Desperate Yazidi refugees trapped on a mountain in northern Iraq have swarmed aboard an Iraqi chopper as it flew over IS lines to drop aid and pick up as many refugees as it could safely transport.
Thousands of terrified people, mostly from minorities that have been persecuted by jihadists, ran to the mountain a week ago when militants overran the Sinjar region.
They found themselves trapped on Mount Sinjar in northern Iraq in the searing summer heat with little to eat or drink.
US planes have joined Iraqi forces in attempting to bring aid to thousands of Yazidis trapped on an exposed mountain and under attack by the IS militants who had driven them from their homes.
On Monday, the Pentagon said US fighter jets had carried out four strikes on IS checkpoints and vehicles around Mount Sinjar in “defense of internally displaced Yazidi civilians in the area”.
A US official said the mission was “to protect US aircraft that are supporting humanitarian assistance around Mount Sinjar and to target those ISIL positions that are laying siege to Mount Sinjar”.
US and Iraqi aircraft have managed to drop some aid to Yazidi refugees, and others have been rescued by Iraqi helicopters or Kurdish troops, but many more are thought to be trapped.
Earlier reports stated that at least 20,000 civilians had safely escaped to Syria and been escorted by Kurdish forces back into Iraq.
Shawkat Barbahari, an official from the autonomous Kurdish region of northern Iraq put the number of people who escaped the siege and crossed back into Iraqi Kurdistan at 30,000.
“The Kurdish peshmerga forces have succeeded in making 30,000 Yazidis who fled Mount Sinjar, most of them women and children, cross into Syria and return to Kurdistan,” said Barbahari, who is in charge of the Fishkhabur crossing with Syria.

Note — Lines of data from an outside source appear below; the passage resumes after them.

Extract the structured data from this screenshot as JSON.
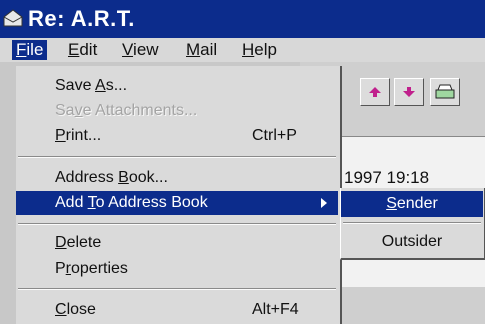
{
  "window": {
    "title": "Re: A.R.T."
  },
  "menubar": {
    "items": [
      {
        "label": "File",
        "accel": "F"
      },
      {
        "label": "Edit",
        "accel": "E"
      },
      {
        "label": "View",
        "accel": "V"
      },
      {
        "label": "Mail",
        "accel": "M"
      },
      {
        "label": "Help",
        "accel": "H"
      }
    ]
  },
  "file_menu": {
    "save_as": {
      "pre": "Save ",
      "accel": "A",
      "post": "s..."
    },
    "save_attachments": {
      "pre": "Sa",
      "accel": "v",
      "post": "e Attachments..."
    },
    "print": {
      "pre": "",
      "accel": "P",
      "post": "rint...",
      "shortcut": "Ctrl+P"
    },
    "address_book": {
      "pre": "Address ",
      "accel": "B",
      "post": "ook..."
    },
    "add_to_address_book": {
      "pre": "Add ",
      "accel": "T",
      "post": "o Address Book"
    },
    "delete": {
      "pre": "",
      "accel": "D",
      "post": "elete"
    },
    "properties": {
      "pre": "P",
      "accel": "r",
      "post": "operties"
    },
    "close": {
      "pre": "",
      "accel": "C",
      "post": "lose",
      "shortcut": "Alt+F4"
    }
  },
  "submenu": {
    "sender": {
      "pre": "",
      "accel": "S",
      "post": "ender"
    },
    "outsider": {
      "label": "Outsider"
    }
  },
  "message": {
    "date": "1997 19:18"
  },
  "colors": {
    "title_bar": "#0c2c8c",
    "highlight": "#0c2c8c",
    "menu_background": "#dadada",
    "arrow_icon": "#c0208c"
  }
}
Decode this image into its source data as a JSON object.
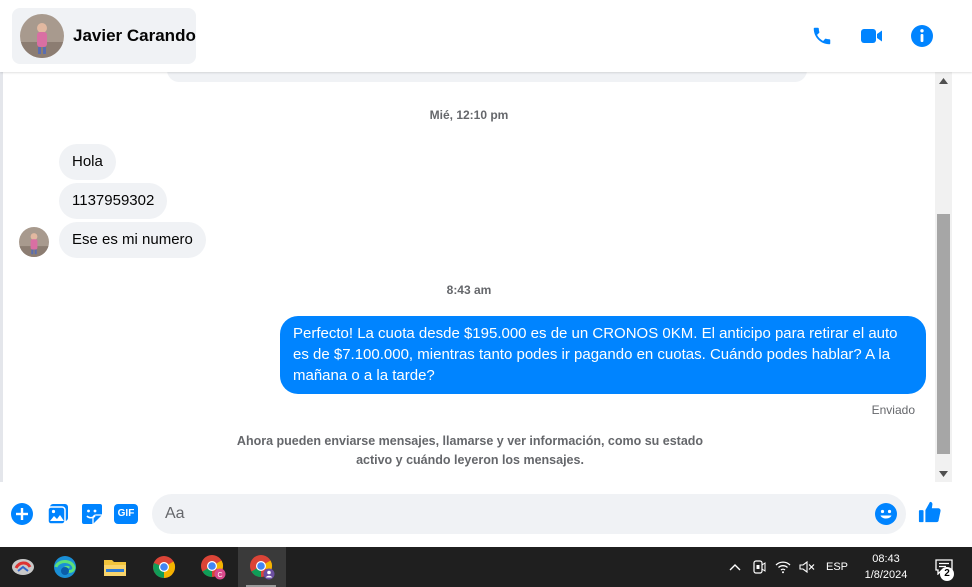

“Most of them crossed yesterday and today, this operation is ongoing and we really don't know how many are still up there on the mountain”.
A spokesman for the UN Office for the Coordination of Humanitarian Affairs in Iraq said officials had been reporting to the UN that 15,000 to 20,000 people had escaped the siege.
Many Yazidis, across the region, have been displaced.